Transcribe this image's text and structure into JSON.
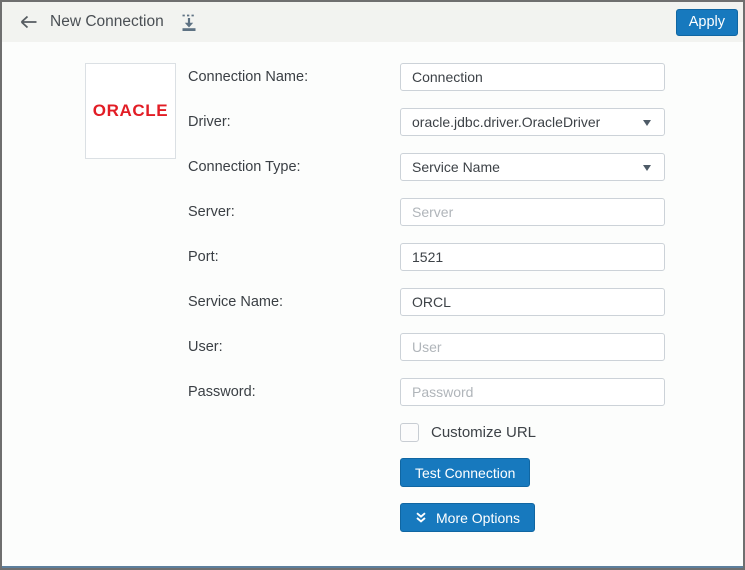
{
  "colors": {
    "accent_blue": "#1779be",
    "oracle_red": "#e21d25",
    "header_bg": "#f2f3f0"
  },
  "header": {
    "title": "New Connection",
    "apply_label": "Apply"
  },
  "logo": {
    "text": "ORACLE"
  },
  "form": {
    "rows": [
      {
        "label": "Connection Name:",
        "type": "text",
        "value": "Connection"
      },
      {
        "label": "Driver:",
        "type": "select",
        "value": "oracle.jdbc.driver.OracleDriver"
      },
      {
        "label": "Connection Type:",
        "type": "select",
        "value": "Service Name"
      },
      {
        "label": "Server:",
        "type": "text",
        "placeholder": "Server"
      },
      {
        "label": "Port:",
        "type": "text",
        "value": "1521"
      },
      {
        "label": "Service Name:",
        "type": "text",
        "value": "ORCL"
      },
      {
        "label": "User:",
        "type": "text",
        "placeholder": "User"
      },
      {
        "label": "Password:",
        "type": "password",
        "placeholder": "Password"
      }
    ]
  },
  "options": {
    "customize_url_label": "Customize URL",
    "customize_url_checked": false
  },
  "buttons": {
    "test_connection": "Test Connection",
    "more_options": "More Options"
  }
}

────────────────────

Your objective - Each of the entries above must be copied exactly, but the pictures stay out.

Answer box -
Transcribe this image's text and structure into JSON.
{
  "colors": {
    "accent_blue": "#1779be",
    "oracle_red": "#e21d25",
    "header_bg": "#f2f3f0"
  },
  "header": {
    "title": "New Connection",
    "apply_label": "Apply"
  },
  "logo": {
    "text": "ORACLE"
  },
  "form": {
    "rows": [
      {
        "label": "Connection Name:",
        "type": "text",
        "value": "Connection"
      },
      {
        "label": "Driver:",
        "type": "select",
        "value": "oracle.jdbc.driver.OracleDriver"
      },
      {
        "label": "Connection Type:",
        "type": "select",
        "value": "Service Name"
      },
      {
        "label": "Server:",
        "type": "text",
        "placeholder": "Server"
      },
      {
        "label": "Port:",
        "type": "text",
        "value": "1521"
      },
      {
        "label": "Service Name:",
        "type": "text",
        "value": "ORCL"
      },
      {
        "label": "User:",
        "type": "text",
        "placeholder": "User"
      },
      {
        "label": "Password:",
        "type": "password",
        "placeholder": "Password"
      }
    ]
  },
  "options": {
    "customize_url_label": "Customize URL",
    "customize_url_checked": false
  },
  "buttons": {
    "test_connection": "Test Connection",
    "more_options": "More Options"
  }
}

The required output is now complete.